The following article was posted on January 24th, 2013, in the New Times - Volume 27, Issue 26 [ Submit a Story ]
The following articles were printed from New Times [newtimesslo.com] - Volume 27, Issue 26

Opposition blocks Hill's APCD chairmanship

BY MATT FOUNTAIN

In a show of political force by residents and board members, county supervisor Adam Hill and San Luis Obispo City Mayor Jan Marx had their respective chairman and vice-chairmanship appointments blocked at the Air Pollution Control District’s meeting.

Following more than an hour of public comment on a matter typically seen as routine, a literally divided 12-member board of directors failed to reach an agreement over whether Hill—and to a lesser extent, Marx—would best serve the district’s interests following Hill’s recent scathing words regarding the cooperation of state parks.

On Jan. 23, the board first split 6-6 on a motion to appoint Hill to head the board for the year, with dissention from county supervisors Debbie Arnold and Frank Mecham, as well as Atascadero City Councilwoman Roberta Fonzi, Paso Robles Councilman John Hamon, Grover Beach Mayor Debbie Peterson, and Pismo Beach Councilman Ed Waage.

Failing that, Morro Bay Councilman Noah Smukler nominated Supervisor Paul Teixeira as chair—who was unanimously approved—and Mecham then nominated Fonzi as vice-chair, whose appointment was also unanimous.

And with that, Hill has effectively been blocked from two chairmanships in a month, after the board of the San Luis Obispo Council of Governments, a regional transit and planning agency, passed him over for Mecham.

Close to 30 residents spoke at the hearing, with both support and opposition to Hill’s appointment in a dead heat.
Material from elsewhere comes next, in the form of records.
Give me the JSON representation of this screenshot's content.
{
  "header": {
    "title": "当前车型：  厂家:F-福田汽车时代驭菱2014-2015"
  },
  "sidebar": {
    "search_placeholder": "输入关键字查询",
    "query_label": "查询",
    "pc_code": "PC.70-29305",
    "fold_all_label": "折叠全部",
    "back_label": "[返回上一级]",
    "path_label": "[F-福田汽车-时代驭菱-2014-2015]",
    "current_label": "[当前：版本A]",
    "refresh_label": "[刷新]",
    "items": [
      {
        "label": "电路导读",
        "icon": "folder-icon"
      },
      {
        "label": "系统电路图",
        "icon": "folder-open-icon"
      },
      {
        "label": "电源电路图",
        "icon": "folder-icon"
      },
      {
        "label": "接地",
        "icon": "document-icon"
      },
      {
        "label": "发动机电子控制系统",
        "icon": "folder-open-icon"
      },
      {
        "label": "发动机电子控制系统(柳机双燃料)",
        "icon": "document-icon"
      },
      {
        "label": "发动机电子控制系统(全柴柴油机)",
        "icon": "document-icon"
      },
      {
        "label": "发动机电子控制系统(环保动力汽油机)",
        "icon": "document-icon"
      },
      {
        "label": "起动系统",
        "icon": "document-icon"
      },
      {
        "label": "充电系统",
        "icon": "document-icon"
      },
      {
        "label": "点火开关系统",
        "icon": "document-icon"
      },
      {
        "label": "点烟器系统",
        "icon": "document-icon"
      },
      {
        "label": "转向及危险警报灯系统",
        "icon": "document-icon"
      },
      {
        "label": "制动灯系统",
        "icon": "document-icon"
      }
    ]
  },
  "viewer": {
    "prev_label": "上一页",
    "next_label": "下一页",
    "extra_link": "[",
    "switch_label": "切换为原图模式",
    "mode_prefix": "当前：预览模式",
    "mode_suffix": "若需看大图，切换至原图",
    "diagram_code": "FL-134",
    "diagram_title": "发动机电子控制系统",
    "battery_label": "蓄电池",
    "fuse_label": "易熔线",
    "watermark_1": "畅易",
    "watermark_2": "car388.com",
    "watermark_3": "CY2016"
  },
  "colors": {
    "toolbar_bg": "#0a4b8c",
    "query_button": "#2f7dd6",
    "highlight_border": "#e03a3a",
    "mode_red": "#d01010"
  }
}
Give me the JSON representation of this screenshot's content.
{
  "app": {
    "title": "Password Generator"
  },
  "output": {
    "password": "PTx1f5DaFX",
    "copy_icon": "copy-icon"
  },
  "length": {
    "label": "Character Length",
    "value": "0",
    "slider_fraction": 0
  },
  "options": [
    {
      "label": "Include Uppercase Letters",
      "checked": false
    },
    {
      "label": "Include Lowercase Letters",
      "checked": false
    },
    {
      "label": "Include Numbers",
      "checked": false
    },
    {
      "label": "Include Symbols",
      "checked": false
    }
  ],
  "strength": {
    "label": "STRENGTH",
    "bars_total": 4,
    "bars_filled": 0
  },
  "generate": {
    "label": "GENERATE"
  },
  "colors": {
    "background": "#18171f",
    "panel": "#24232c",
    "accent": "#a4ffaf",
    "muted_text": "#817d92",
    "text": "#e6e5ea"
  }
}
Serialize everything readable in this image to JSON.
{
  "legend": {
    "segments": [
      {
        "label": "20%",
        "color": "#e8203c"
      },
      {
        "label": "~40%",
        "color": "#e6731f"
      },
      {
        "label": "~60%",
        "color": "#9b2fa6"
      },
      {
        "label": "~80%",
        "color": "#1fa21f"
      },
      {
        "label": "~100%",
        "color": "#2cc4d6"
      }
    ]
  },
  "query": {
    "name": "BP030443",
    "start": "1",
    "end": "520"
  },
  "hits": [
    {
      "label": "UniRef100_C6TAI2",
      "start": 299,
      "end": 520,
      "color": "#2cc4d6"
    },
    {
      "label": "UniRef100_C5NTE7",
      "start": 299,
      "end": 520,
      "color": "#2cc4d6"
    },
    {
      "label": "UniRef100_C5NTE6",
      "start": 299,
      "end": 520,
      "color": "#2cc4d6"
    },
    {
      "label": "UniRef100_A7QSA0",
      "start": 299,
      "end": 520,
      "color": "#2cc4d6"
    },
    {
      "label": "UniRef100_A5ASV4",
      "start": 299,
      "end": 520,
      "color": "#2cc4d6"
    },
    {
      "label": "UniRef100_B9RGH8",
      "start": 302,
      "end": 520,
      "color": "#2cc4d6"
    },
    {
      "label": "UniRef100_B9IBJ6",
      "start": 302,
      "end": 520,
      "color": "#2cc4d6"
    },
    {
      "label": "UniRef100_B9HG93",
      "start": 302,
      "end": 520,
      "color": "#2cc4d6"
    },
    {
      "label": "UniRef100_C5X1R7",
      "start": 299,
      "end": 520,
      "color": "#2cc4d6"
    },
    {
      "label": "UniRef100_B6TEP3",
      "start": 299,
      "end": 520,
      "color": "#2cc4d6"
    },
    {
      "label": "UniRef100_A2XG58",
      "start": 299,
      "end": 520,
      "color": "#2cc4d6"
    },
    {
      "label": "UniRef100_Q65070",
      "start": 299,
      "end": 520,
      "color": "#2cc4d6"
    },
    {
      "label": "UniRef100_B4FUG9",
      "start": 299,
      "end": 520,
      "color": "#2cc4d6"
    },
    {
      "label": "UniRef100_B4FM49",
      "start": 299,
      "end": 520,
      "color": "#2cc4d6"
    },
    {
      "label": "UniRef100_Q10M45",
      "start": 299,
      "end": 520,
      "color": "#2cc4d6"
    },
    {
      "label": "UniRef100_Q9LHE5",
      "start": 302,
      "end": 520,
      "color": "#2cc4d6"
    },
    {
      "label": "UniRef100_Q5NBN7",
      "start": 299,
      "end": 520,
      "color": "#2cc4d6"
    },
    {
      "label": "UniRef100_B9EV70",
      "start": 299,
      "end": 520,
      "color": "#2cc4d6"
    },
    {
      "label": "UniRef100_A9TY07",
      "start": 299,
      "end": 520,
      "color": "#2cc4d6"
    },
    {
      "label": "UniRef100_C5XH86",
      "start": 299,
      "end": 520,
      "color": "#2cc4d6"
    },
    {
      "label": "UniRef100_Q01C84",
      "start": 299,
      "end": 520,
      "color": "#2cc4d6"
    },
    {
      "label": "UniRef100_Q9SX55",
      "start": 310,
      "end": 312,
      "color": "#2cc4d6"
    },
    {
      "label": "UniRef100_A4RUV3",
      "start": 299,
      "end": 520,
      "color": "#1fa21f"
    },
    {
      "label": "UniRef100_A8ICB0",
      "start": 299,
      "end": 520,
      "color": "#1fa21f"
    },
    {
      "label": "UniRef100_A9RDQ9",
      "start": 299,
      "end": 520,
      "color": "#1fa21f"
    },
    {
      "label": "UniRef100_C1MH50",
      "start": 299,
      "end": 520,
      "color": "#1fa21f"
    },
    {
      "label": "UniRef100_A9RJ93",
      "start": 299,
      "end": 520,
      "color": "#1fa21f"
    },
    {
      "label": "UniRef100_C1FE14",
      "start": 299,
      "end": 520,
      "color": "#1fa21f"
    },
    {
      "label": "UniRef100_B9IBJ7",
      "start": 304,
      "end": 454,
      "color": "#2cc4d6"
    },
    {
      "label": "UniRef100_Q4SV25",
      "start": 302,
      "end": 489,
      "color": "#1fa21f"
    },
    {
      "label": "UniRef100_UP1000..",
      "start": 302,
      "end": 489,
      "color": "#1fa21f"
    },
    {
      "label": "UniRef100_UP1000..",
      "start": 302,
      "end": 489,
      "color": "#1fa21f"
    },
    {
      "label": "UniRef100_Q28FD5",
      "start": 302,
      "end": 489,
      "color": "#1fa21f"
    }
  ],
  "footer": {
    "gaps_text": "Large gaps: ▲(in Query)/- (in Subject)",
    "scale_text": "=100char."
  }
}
And despite assertions by both sides that politics had no bearing on their opinions, it was clear that support or opposition to Hill and Marx coincided with the speaker’s support or opposition to the district’s recent implementation of Rule 1001, which could fine the state up to $1,000 per day when harmful particulate matter exceeds certain levels around the Nipomo Mesa.

The district and the state are currently at odds on how best to improve air quality in the area, which the district attributes in large part to recreational vehicle use in the Oceano Dunes.

“It’s not about politics. It’s about who should be the chair of a powerful regulatory agency whose power can affect peoples lives,” said Mike Brown, president of the San Luis Obispo Coalition of Labor, Agriculture, and Business, a vocal lobbying group that has waged a political war on Hill, and who mobilized members to speak out in opposition to Hill’s appointment.

Many on the board also echoed their disapproval of a sharp-tongued Nov. 16 e-mail sent by Hill, as an individual, to ACPD head Larry Allen and various state officials regarding his opinion of state parks’ cooperation in the process.

A few residents voiced their displeasure over the politicizing of the process and urged the board to instead work toward its common goals of improving air quality and protecting residents’ health.